We are not the first society with concentrated wealth and an inner circle of gentlemen and ladies who advise it. Roman satire, English Augustan satire, the plays of Shakespeare, the vanitas tradtion in poetry and sermon, Castiglione's Book of the Courtier, Boethius, Dante's Inferno, Gogol's Dead Souls, the plays and stories of Chekkov, the paintings of Goya, all go the corruption of spirituality and humanity in service to great wealth. As we enter this field of forces offering up our learning, divinity degrees, therapy degrees, philosophy degrees, lit crit degrees, and ability as teachers, preachers, therapists, moral mentors, secular priests, and shamans, we should recognize the moral dangers. Shaman as Charlatan. Service to God and Mammon as simony, the mortal sin of selling holy things. We come also to the question of unconscious incompetence. We come to the question of professional standards. We come to the question of ego enlargement, grandiosity, and narcissism. We come to the question of credulity. We come to the questions taste, good and bad. We do not have the professional venues, nor standards, in which we call each other out, without giving offense.

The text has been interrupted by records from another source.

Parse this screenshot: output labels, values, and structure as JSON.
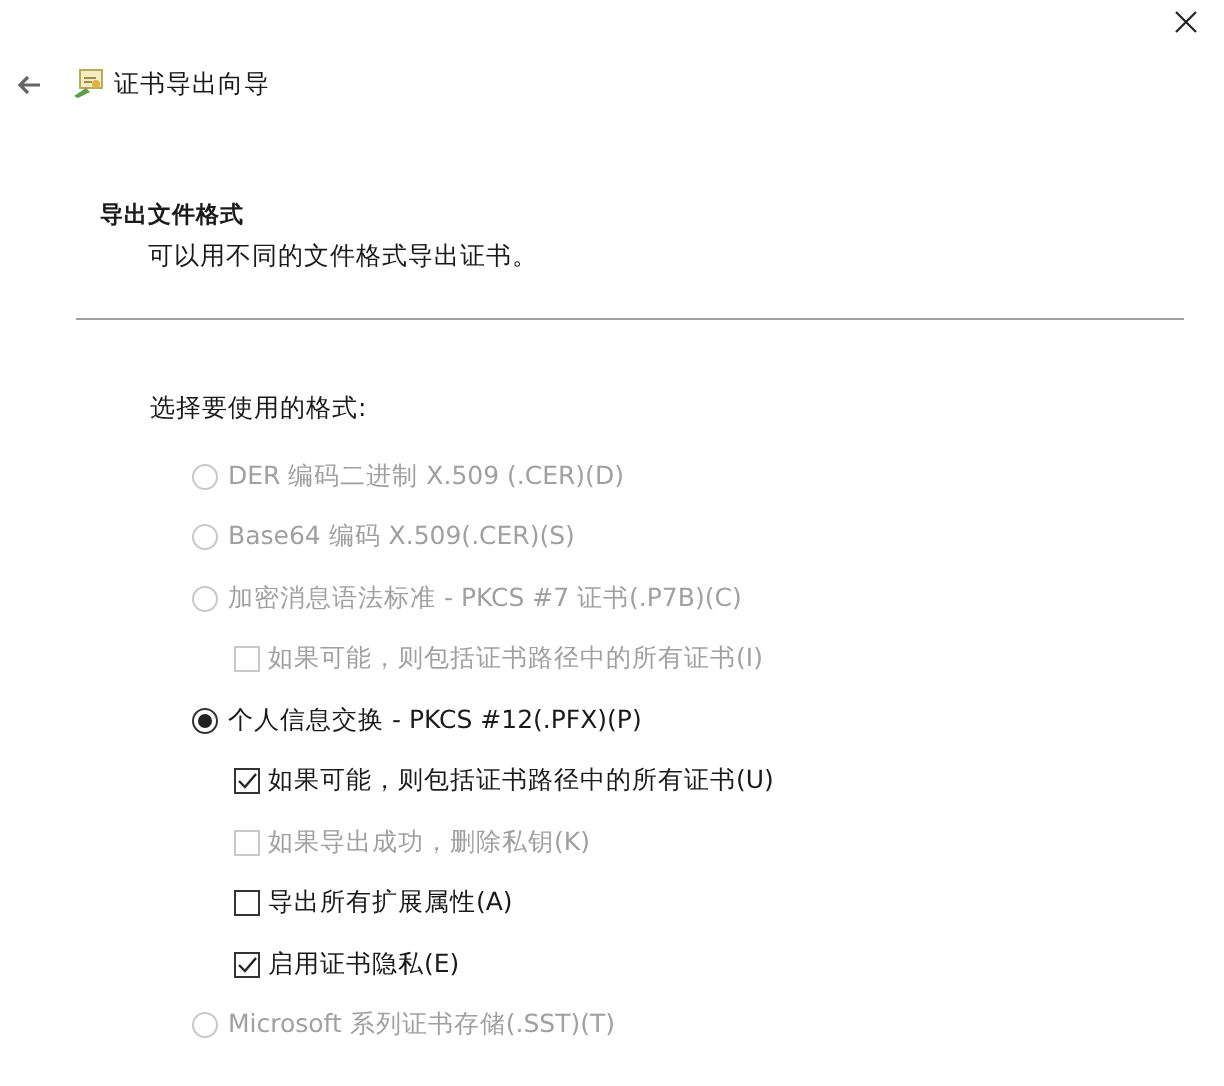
{
  "wizard": {
    "title": "证书导出向导"
  },
  "section": {
    "heading": "导出文件格式",
    "description": "可以用不同的文件格式导出证书。"
  },
  "prompt": "选择要使用的格式:",
  "options": [
    {
      "kind": "radio",
      "label": "DER 编码二进制 X.509 (.CER)(D)",
      "selected": false,
      "disabled": true
    },
    {
      "kind": "radio",
      "label": "Base64 编码 X.509(.CER)(S)",
      "selected": false,
      "disabled": true
    },
    {
      "kind": "radio",
      "label": "加密消息语法标准 - PKCS #7 证书(.P7B)(C)",
      "selected": false,
      "disabled": true
    },
    {
      "kind": "checkbox",
      "label": "如果可能，则包括证书路径中的所有证书(I)",
      "checked": false,
      "disabled": true
    },
    {
      "kind": "radio",
      "label": "个人信息交换 - PKCS #12(.PFX)(P)",
      "selected": true,
      "disabled": false
    },
    {
      "kind": "checkbox",
      "label": "如果可能，则包括证书路径中的所有证书(U)",
      "checked": true,
      "disabled": false
    },
    {
      "kind": "checkbox",
      "label": "如果导出成功，删除私钥(K)",
      "checked": false,
      "disabled": true
    },
    {
      "kind": "checkbox",
      "label": "导出所有扩展属性(A)",
      "checked": false,
      "disabled": false
    },
    {
      "kind": "checkbox",
      "label": "启用证书隐私(E)",
      "checked": true,
      "disabled": false
    },
    {
      "kind": "radio",
      "label": "Microsoft 系列证书存储(.SST)(T)",
      "selected": false,
      "disabled": true
    }
  ]
}
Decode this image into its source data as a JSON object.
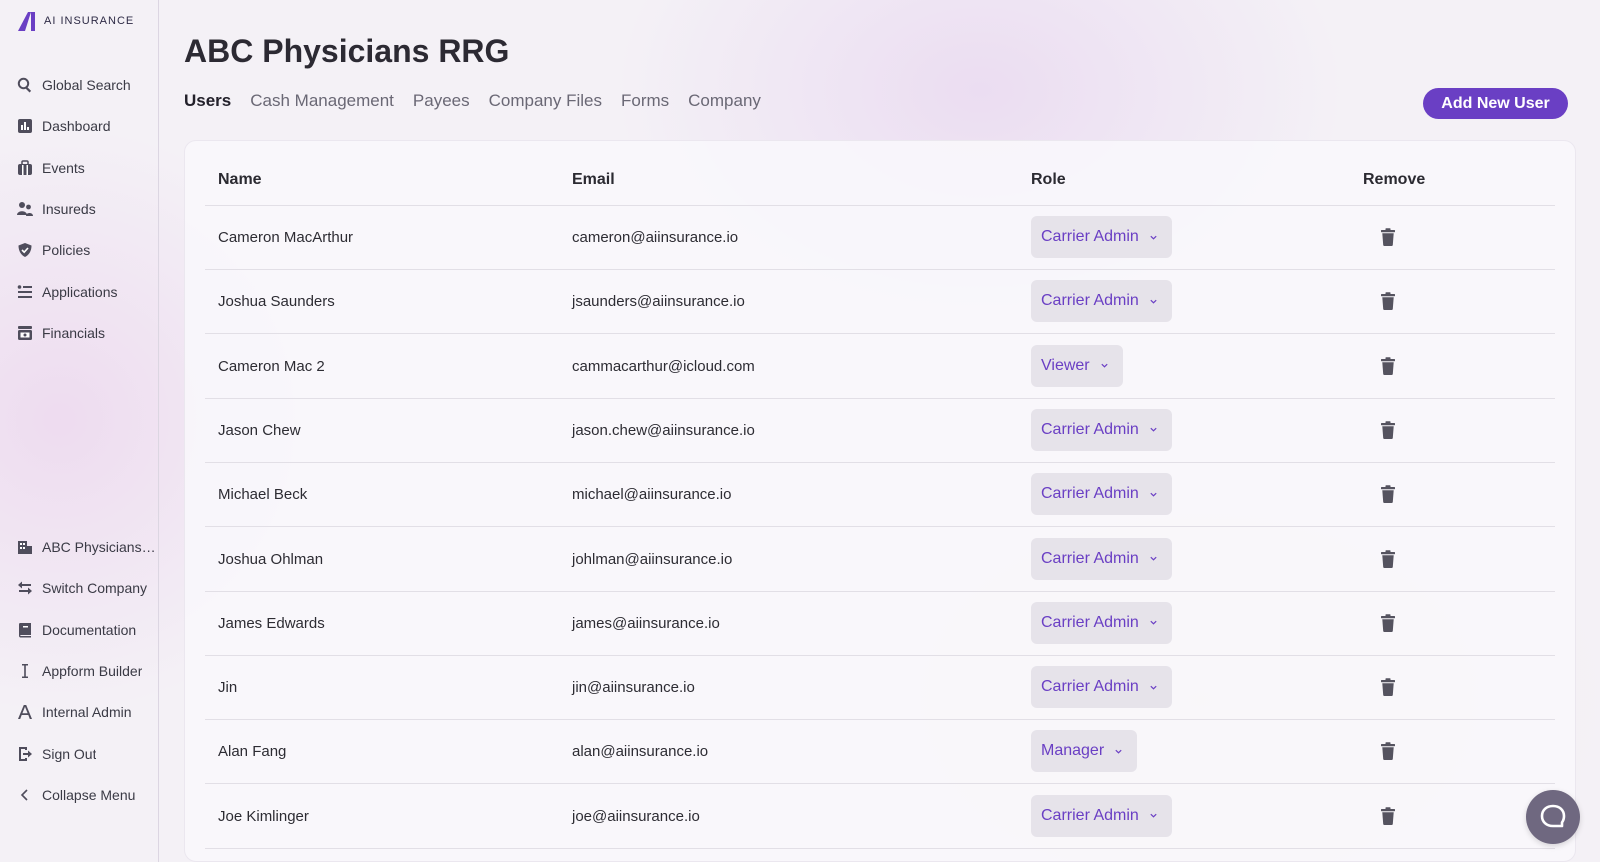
{
  "app": {
    "logo_text": "AI INSURANCE",
    "accent_color": "#6a3fc4"
  },
  "sidebar": {
    "top_items": [
      {
        "label": "Global Search",
        "icon": "search-icon"
      },
      {
        "label": "Dashboard",
        "icon": "chart-icon"
      },
      {
        "label": "Events",
        "icon": "calendar-icon"
      },
      {
        "label": "Insureds",
        "icon": "users-icon"
      },
      {
        "label": "Policies",
        "icon": "shield-icon"
      },
      {
        "label": "Applications",
        "icon": "list-icon"
      },
      {
        "label": "Financials",
        "icon": "cash-register-icon"
      }
    ],
    "bottom_items": [
      {
        "label": "ABC Physicians RRG",
        "icon": "building-icon"
      },
      {
        "label": "Switch Company",
        "icon": "switch-icon"
      },
      {
        "label": "Documentation",
        "icon": "book-icon"
      },
      {
        "label": "Appform Builder",
        "icon": "text-cursor-icon"
      },
      {
        "label": "Internal Admin",
        "icon": "letter-a-icon"
      },
      {
        "label": "Sign Out",
        "icon": "sign-out-icon"
      },
      {
        "label": "Collapse Menu",
        "icon": "chevron-left-icon"
      }
    ]
  },
  "main": {
    "title": "ABC Physicians RRG",
    "tabs": [
      {
        "label": "Users",
        "active": true
      },
      {
        "label": "Cash Management",
        "active": false
      },
      {
        "label": "Payees",
        "active": false
      },
      {
        "label": "Company Files",
        "active": false
      },
      {
        "label": "Forms",
        "active": false
      },
      {
        "label": "Company",
        "active": false
      }
    ],
    "add_button_label": "Add New User",
    "table": {
      "columns": [
        "Name",
        "Email",
        "Role",
        "Remove"
      ],
      "rows": [
        {
          "name": "Cameron MacArthur",
          "email": "cameron@aiinsurance.io",
          "role": "Carrier Admin"
        },
        {
          "name": "Joshua Saunders",
          "email": "jsaunders@aiinsurance.io",
          "role": "Carrier Admin"
        },
        {
          "name": "Cameron Mac 2",
          "email": "cammacarthur@icloud.com",
          "role": "Viewer"
        },
        {
          "name": "Jason Chew",
          "email": "jason.chew@aiinsurance.io",
          "role": "Carrier Admin"
        },
        {
          "name": "Michael Beck",
          "email": "michael@aiinsurance.io",
          "role": "Carrier Admin"
        },
        {
          "name": "Joshua Ohlman",
          "email": "johlman@aiinsurance.io",
          "role": "Carrier Admin"
        },
        {
          "name": "James Edwards",
          "email": "james@aiinsurance.io",
          "role": "Carrier Admin"
        },
        {
          "name": "Jin",
          "email": "jin@aiinsurance.io",
          "role": "Carrier Admin"
        },
        {
          "name": "Alan Fang",
          "email": "alan@aiinsurance.io",
          "role": "Manager"
        },
        {
          "name": "Joe Kimlinger",
          "email": "joe@aiinsurance.io",
          "role": "Carrier Admin"
        }
      ]
    }
  }
}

This bodes ill for the emerging field of humane wealth planning. The core virtue is humility. The first principal is "to do no harm." The best of cures for what ails us, the plague of ego inflation, is laughter. At ourselves first and foremost. We are on a Fool's errand and the funny part is how seriously we go about it, pending our pratfall.
I am very sorry I wrote that. I am sorry it even occurred to me. I am going to be even more sorry, when I hit "Publish Now." I know I need help. Everyone tells me so. All the free advice a man could want. But will any of you, the virtuous and wise, with a billing rate of $5,000-10,000 a day, take the time to heal my soul, for free? I guess healing the rich is probably more highly leveraged, and could do more good. Every market clears at a price. And on the margins the trash piles up. Forgive me. I am not having a good day. Strong meds, alcohol and despair don't mix. I wish I had read less as a young man, or been less susceptible to it. Bits keep coming to mind, the voices of so many authors, and the muses, too, I think, or the fates, or the harpies, and they have driven me mad, I fear.